We don’t need to change anyone. We don’t need to save people. We just need to love everyone as equal parts of the body of God, learning how to speak to each other in a new, more musical language. Yes, like all musicians, we’ll make mistakes now and then. But when that happens, we’ll learn how to work together on the more difficult sections of our communal composition, until all our voices are harmonically aligned.
Then, once we start tuning into each other, making space for God’s great diversity, hopefully, once and for all, we’ll start playing that cosmic love song of humanity that makes God weep entirely new universes.

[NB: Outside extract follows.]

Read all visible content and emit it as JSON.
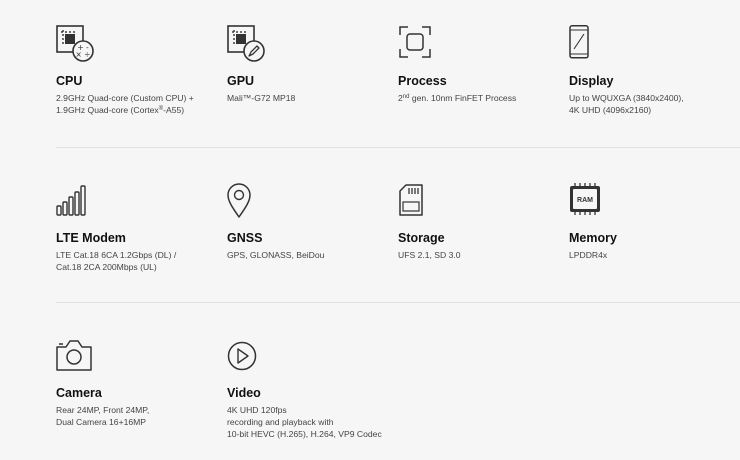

I’ve been reading about the remarkable history of Islam in the book, Islam, by Karen Armstrong. It’s a terrific, concise narrative about the formation of a community based not on borders but beliefs. It is a story strikingly similar to that of early Judaism, with its revelation of divine law as a blueprint for the way we, made in God’s image, are to behave in this world. Almost in passing, Armstrong remarks that while Christianity is based on dogmas, creeds, and things you must believe, both Judaism and Islam are ways of life. Judaism and Islam ask us to entirely submit ourselves—mind, body, and soul—to God. In so doing, we are naturally compelled to work for the good of the entire community. On first reading, I agreed with Armstrong. Yes, Christianity does seem to be obsessed with Jesus as the repayment for the debt we could never repay. Yes, the majority of Christian denominations, both Catholic and Protestant, ask congregants to recite some sort of creed that testifies in som
Like Jesus, we began our Lenten journey in the desert confronting ha-satan : the ideas, people, habits, influences, and uncharitable actions (to both others and ourselves) that falsely convince us we are not God’s beloved children. Satan’s desert challenges force us to reconnect to God, if only in fleeting visions that leave our hairs on edge. The solitude of the desert reminds us that we are not alone. Every human is connected through universes of cells in the all-being of God. And we are amazed, and we are changed. Awareness of God as the meta physical fabric of everything is transformative. Remember, the term meta refers to a thing's underlying structure, not the supernatural. The desert and Satan’s temptations awaken us to the idea that God is perfectly natural! Don’t underestimate the power of recognizing God as natural instead of supernatural . St. Francis loved that idea. Natural God is the total sensory beauty of changing seasons. Natural God is the gently waft